Class Description

We’re hardwired to come to every story tacitly asking one question: what am I going to learn that will help me make it through the night? We’re looking for inside intel on how to best navigate the unpredictable, scary, beautiful world we live in. As a result, there’s a set of specific unconscious expectations readers have for every story — expectations that have nothing to do with the surface plot or how beautifully the story is written. By decoding your reader’s hardwired expectations – and how to meet them -- you’ll be able to create a story that will rivet readers from the very first sentence.

In this session you’ll learn:

  • The truth about the writing myths that are holding you back, and why story trumps beautiful writing every time.
  • What it is that actually hooks and holds readers, and how to create the underlying foundation from which a riveting story organically springs.
  • One by one, the specific expectations that readers bring to every story, which together create a set of guidelines that will help you keep your story on track.
  • Why, as a storyteller, you are one of the most powerful people on the planet.

Reviews

Emmanuelle Halliday
 

I appreciated the differentiation between plot and story.

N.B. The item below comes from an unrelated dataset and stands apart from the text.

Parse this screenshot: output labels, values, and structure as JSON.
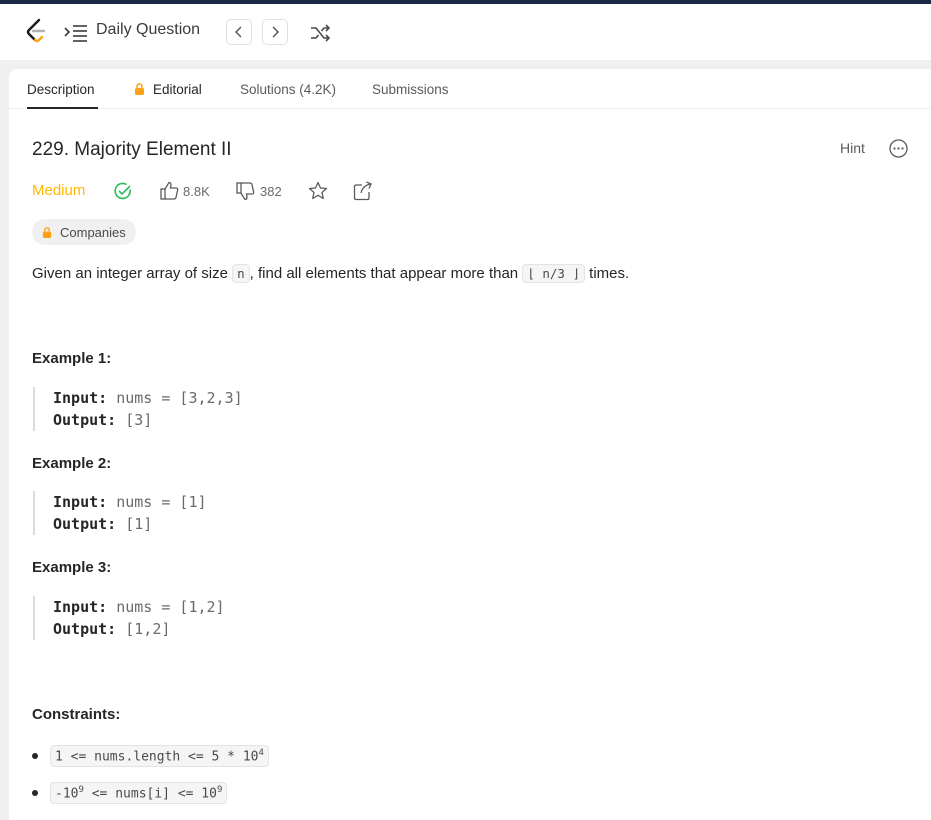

Inspiring and usefull throughout. Thanks Lisa.

Emmanuelle Halliday
 

I appreciated the differentiation between plot and story. Inspiring and usefull throughout. Thanks Lisa.

Annick Ina
 

I loved this class. I'm reading Wired For Story at the same time, and this course is a great way to introduce and somehow simplify the concepts before digging deeper and going into more detail in the book!